**To do**. Only the text is wanted; write out each record below exactly and exclude all pictures.

**Data supplied**.
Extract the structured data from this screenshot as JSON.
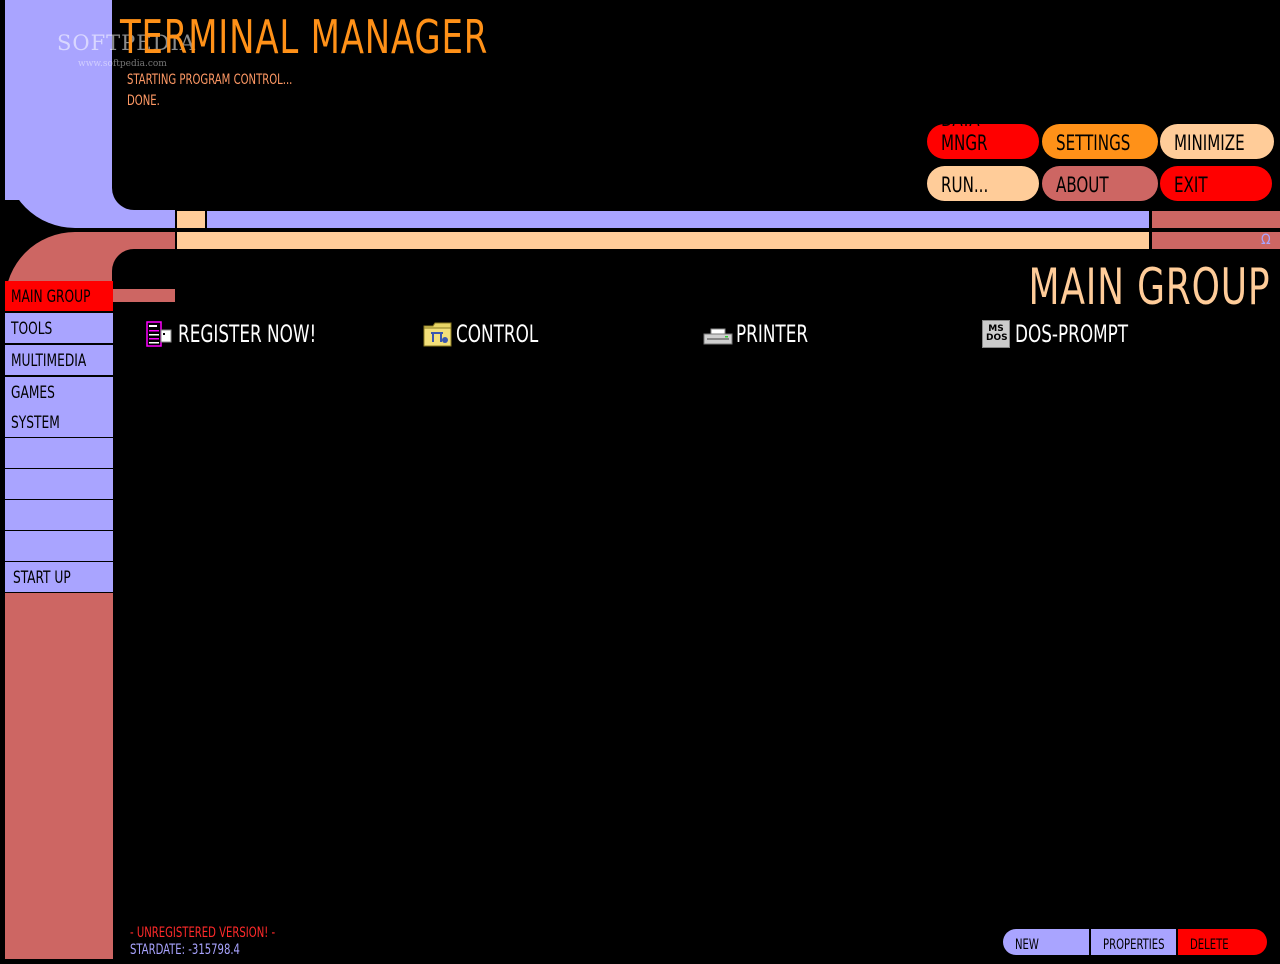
{
  "app_title": "Terminal Manager",
  "watermark": "SOFTPEDIA",
  "watermark_url": "www.softpedia.com",
  "status_lines": [
    "Starting program control...",
    "Done."
  ],
  "top_buttons": {
    "data_mngr": "Data Mngr",
    "settings": "Settings",
    "minimize": "Minimize",
    "run": "Run...",
    "about": "About",
    "exit": "Exit"
  },
  "omega_symbol": "Ω",
  "sidebar": {
    "items": [
      "Main Group",
      "Tools",
      "Multimedia",
      "Games",
      "System",
      "",
      "",
      "",
      "",
      "Start Up"
    ]
  },
  "group_title": "Main Group",
  "programs": [
    {
      "label": "Register Now!",
      "icon": "register-icon"
    },
    {
      "label": "Control",
      "icon": "control-folder-icon"
    },
    {
      "label": "Printer",
      "icon": "printer-icon"
    },
    {
      "label": "DOS-Prompt",
      "icon": "msdos-icon"
    }
  ],
  "msdos_icon_text": "MS DOS",
  "footer": {
    "unregistered": "- Unregistered Version! -",
    "stardate": "Stardate: -315798.4"
  },
  "bottom_buttons": {
    "new": "New",
    "properties": "Properties",
    "delete": "Delete"
  },
  "colors": {
    "lavender": "#a9a4ff",
    "salmon": "#cd6663",
    "peach": "#ffcc99",
    "orange": "#ff9118",
    "red": "#ff0000"
  }
}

**Response area**.
Extract the structured data from this screenshot as JSON.
{
  "app_title": "Terminal Manager",
  "watermark": "SOFTPEDIA",
  "watermark_url": "www.softpedia.com",
  "status_lines": [
    "Starting program control...",
    "Done."
  ],
  "top_buttons": {
    "data_mngr": "Data Mngr",
    "settings": "Settings",
    "minimize": "Minimize",
    "run": "Run...",
    "about": "About",
    "exit": "Exit"
  },
  "omega_symbol": "Ω",
  "sidebar": {
    "items": [
      "Main Group",
      "Tools",
      "Multimedia",
      "Games",
      "System",
      "",
      "",
      "",
      "",
      "Start Up"
    ]
  },
  "group_title": "Main Group",
  "programs": [
    {
      "label": "Register Now!",
      "icon": "register-icon"
    },
    {
      "label": "Control",
      "icon": "control-folder-icon"
    },
    {
      "label": "Printer",
      "icon": "printer-icon"
    },
    {
      "label": "DOS-Prompt",
      "icon": "msdos-icon"
    }
  ],
  "msdos_icon_text": "MS DOS",
  "footer": {
    "unregistered": "- Unregistered Version! -",
    "stardate": "Stardate: -315798.4"
  },
  "bottom_buttons": {
    "new": "New",
    "properties": "Properties",
    "delete": "Delete"
  },
  "colors": {
    "lavender": "#a9a4ff",
    "salmon": "#cd6663",
    "peach": "#ffcc99",
    "orange": "#ff9118",
    "red": "#ff0000"
  }
}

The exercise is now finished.